Rather than turning on Rugrats and other Saturday morning cartoons, hundreds of students in Duval County are switching on their brains.
At several schools, students returned to class this morning to improve their reading, writing and math skills.
The traditional school week of five days is quietly taking on a sixth as schools offer students extra, voluntary time to meet standards created by administrators or mandated by government. Weekend sessions have been created in New York, Chicago, Detroit, Atlanta and elsewhere in Florida.
Duval County's focus is preparing students for the Florida Comprehensive Assessment Test (FCAT) and tutoring them to reach the goals touted by Superintendent John Fryer, such as fluency in reading by the end of third grade.
Some researchers wonder if Saturday programs impede academic performance by infringing on the two days of rest students need.
Those who run the programs say the extra time allows teachers to give students one-on-one assistance and tailor lessons to meet individual needs.
"This is our safety net," said Elise Stevens, the literacy coordinator at Highlands Middle School. "When you ask students to do more, some will need more time to do it in. It would be irresponsible of us not to offer the additional time."
Stevens this year implemented a two-hour, voluntary Saturday program to aid seventh- and eighth-graders struggling in reading.

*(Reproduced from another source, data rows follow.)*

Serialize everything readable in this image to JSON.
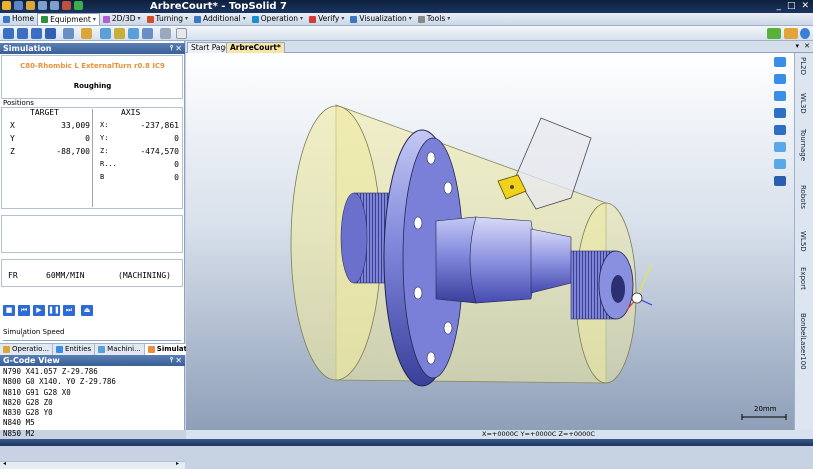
{
  "app": {
    "title": "ArbreCourt* - TopSolid 7",
    "window_controls": [
      "_",
      "□",
      "✕"
    ]
  },
  "menu": {
    "tabs": [
      {
        "label": "Home",
        "icon_color": "#3a77c4"
      },
      {
        "label": "Equipment",
        "icon_color": "#2f8f3a",
        "active": true
      },
      {
        "label": "2D/3D",
        "icon_color": "#b35fd1"
      },
      {
        "label": "Turning",
        "icon_color": "#d44d2a"
      },
      {
        "label": "Additional",
        "icon_color": "#3a77c4"
      },
      {
        "label": "Operation",
        "icon_color": "#1c8fd0"
      },
      {
        "label": "Verify",
        "icon_color": "#d43a3a"
      },
      {
        "label": "Visualization",
        "icon_color": "#3a77c4"
      },
      {
        "label": "Tools",
        "icon_color": "#888888"
      }
    ]
  },
  "simulation": {
    "panel_title": "Simulation",
    "tool_name": "C80-Rhombic L ExternalTurn r0.8 IC9",
    "mode": "Roughing",
    "positions_label": "Positions",
    "target_header": "TARGET",
    "axis_header": "AXIS",
    "target": [
      {
        "axis": "X",
        "value": "33,009"
      },
      {
        "axis": "Y",
        "value": "0"
      },
      {
        "axis": "Z",
        "value": "-88,700"
      }
    ],
    "machine": [
      {
        "axis": "X:",
        "value": "-237,861"
      },
      {
        "axis": "Y:",
        "value": "0"
      },
      {
        "axis": "Z:",
        "value": "-474,570"
      },
      {
        "axis": "R...",
        "value": "0"
      },
      {
        "axis": "B",
        "value": "0"
      }
    ],
    "feed_label": "FR",
    "feed_value": "60MM/MIN",
    "feed_status": "(MACHINING)",
    "speed_label": "Simulation Speed",
    "speed_tick": "∨"
  },
  "panel_tabs": [
    {
      "label": "Operatio...",
      "active": false
    },
    {
      "label": "Entities",
      "active": false
    },
    {
      "label": "Machini...",
      "active": false
    },
    {
      "label": "Simulat...",
      "active": true
    }
  ],
  "gcode": {
    "panel_title": "G-Code View",
    "lines": [
      "N790 X41.057 Z-29.786",
      "N800 G0 X140. Y0 Z-29.786",
      "N810 G91 G28 X0",
      "N820 G28 Z0",
      "N830 G28 Y0",
      "N840 M5",
      "N850 M2",
      "%"
    ]
  },
  "documents": {
    "tabs": [
      {
        "label": "Start Page",
        "active": false
      },
      {
        "label": "ArbreCourt*",
        "active": true
      }
    ]
  },
  "right_tabs": [
    "PL2D",
    "WL3D",
    "Tournage",
    "Robots",
    "WL5D",
    "Export",
    "BonbelLaser100"
  ],
  "scale": {
    "label": "20mm"
  },
  "status": {
    "coords": "X=+0000C Y=+0000C Z=+0000C"
  },
  "colors": {
    "accent": "#3a5e96",
    "part": "#7077d6",
    "stock": "#e7e8a0",
    "insert": "#f2d21a"
  }
}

About 30 students attend each week.
The pressure to improve test scores is high. Based in large measure on student FCAT scores, schools receive a grade from the state Department of Education. Schools earning an "A" or improving their marks receive bonus money from the state.
Those receiving an "F" twice during a four-year period are declared failing. Students attending those schools become eligible for vouchers to attend a private or parochial school.
Duval County public schools will administer the FCAT writing exam Feb. 21. The math and reading sections are scheduled for March.
School system officials are not sure how many schools are offering Saturday classes. Besides Highlands Middle, others known include Carter G. Woodson Elementary, George Washington Carver Elementary, St. Clair Evans Academy and West Jacksonville Elementary.
Nina Jennings enrolled her fourth-grader, Anna, in the Saturday program at Carter G. Woodson because of the consequences associated with FCAT. Fourth-graders who fail the exam and have reading problems may be held back.
"It is such an important test," Jennings said. "This has been helping her concentrate and focus. I know it is in her, she just needs some more help. …